Early life[edit]

Born in Peoria, Illinois, Eagleton served in the United States Navy from 1944 to 1946, and graduated from Yale University in 1948. He joined the U.S. foreign service in 1949.

Diplomatic career[edit]

Eagleton served as American consul in Tabriz, Iran between 1959 and 1961[2] and United States Ambassador to Yemen 1967, Tunisia 1977, Libya 1978–1979, Algeria 1979, Iraq 1980–1984 and Syria 1985–1988. He is also an author of The Kurdish Republic of 1946 (1961) and, "Iraqi Kurdistan" in The World Today (1956).[3]

After his term as Ambassador to Syria ended in 1988, Eagleton worked with the United Nations as Deputy Commissioner-General for Palestinian Refugees (1988–94), Special Coordinator for Sarajevo (1994–1996), and Director of UN Operations in Western Sahara (1999–2001). He rejoined the State Department in 2003 as a special advisor for Northern Iraq.

Textile publications[edit]

Eagleton's 1988 book Introduction to Kurdish Rugs drew from his experience collecting rugs in Baghdad and elsewhere in the middle east.
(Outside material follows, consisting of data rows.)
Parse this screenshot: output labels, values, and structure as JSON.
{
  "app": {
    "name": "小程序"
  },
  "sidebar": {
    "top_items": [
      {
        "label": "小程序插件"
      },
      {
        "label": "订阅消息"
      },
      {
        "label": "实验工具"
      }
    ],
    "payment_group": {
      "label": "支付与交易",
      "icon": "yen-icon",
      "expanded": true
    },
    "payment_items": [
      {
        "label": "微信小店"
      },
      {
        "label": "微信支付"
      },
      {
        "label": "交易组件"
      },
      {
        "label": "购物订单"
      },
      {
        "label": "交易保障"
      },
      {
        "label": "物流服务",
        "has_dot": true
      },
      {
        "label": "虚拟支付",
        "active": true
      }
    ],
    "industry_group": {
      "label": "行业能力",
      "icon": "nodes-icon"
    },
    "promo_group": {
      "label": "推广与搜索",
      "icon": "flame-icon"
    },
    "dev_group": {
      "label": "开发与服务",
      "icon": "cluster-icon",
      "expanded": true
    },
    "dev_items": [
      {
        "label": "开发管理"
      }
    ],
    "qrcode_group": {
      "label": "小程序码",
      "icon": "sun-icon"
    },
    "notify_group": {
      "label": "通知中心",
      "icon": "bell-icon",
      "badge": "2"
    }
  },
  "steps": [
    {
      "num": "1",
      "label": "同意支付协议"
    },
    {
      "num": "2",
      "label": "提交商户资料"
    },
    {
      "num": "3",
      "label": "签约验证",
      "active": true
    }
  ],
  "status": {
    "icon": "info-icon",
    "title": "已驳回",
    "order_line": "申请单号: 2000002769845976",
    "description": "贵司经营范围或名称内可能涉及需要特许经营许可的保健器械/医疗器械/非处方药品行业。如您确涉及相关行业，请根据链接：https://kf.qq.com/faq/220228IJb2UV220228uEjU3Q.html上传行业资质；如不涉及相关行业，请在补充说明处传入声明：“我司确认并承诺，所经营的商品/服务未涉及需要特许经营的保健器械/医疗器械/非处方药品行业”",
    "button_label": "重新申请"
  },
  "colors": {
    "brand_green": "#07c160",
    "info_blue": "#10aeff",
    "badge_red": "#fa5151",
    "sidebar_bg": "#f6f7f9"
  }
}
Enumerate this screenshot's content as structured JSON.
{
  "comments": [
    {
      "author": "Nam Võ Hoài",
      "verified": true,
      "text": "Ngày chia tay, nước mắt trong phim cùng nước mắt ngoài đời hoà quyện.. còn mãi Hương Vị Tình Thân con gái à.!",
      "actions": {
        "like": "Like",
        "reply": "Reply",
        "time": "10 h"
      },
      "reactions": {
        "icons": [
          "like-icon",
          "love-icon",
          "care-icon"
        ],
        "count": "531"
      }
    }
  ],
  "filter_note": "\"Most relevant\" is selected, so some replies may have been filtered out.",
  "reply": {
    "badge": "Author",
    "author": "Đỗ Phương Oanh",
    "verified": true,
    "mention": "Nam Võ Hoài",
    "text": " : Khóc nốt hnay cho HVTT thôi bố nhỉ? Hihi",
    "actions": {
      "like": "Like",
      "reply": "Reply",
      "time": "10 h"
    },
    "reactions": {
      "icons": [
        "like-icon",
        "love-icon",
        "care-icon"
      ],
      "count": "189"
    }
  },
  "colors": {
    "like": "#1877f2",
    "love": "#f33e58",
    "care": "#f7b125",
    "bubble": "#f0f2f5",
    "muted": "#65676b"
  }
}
It remains the standard book on Kurdish pile weavings, which remain relatively unknown even among textile collectors.

See also[edit]

References[edit]

  1. ^ "Ex-Peoria diplomat dies at 84". Retrieved 22 October 2016.
  2. ^ "William Eagleton: "The Foreign Service Has Changed Much"". 1 September 2005. Retrieved 22 October 2016.
  3. ^ http://www.mideasti.org/about/about_experts_resources.html] Archived December 30, 2005, at the Wayback Machine

External links[edit]

Diplomatic posts
Preceded by
Robert P. Paganelli
United States Ambassador to Syria
1984–1988
Succeeded by
Edward Peter Djerejian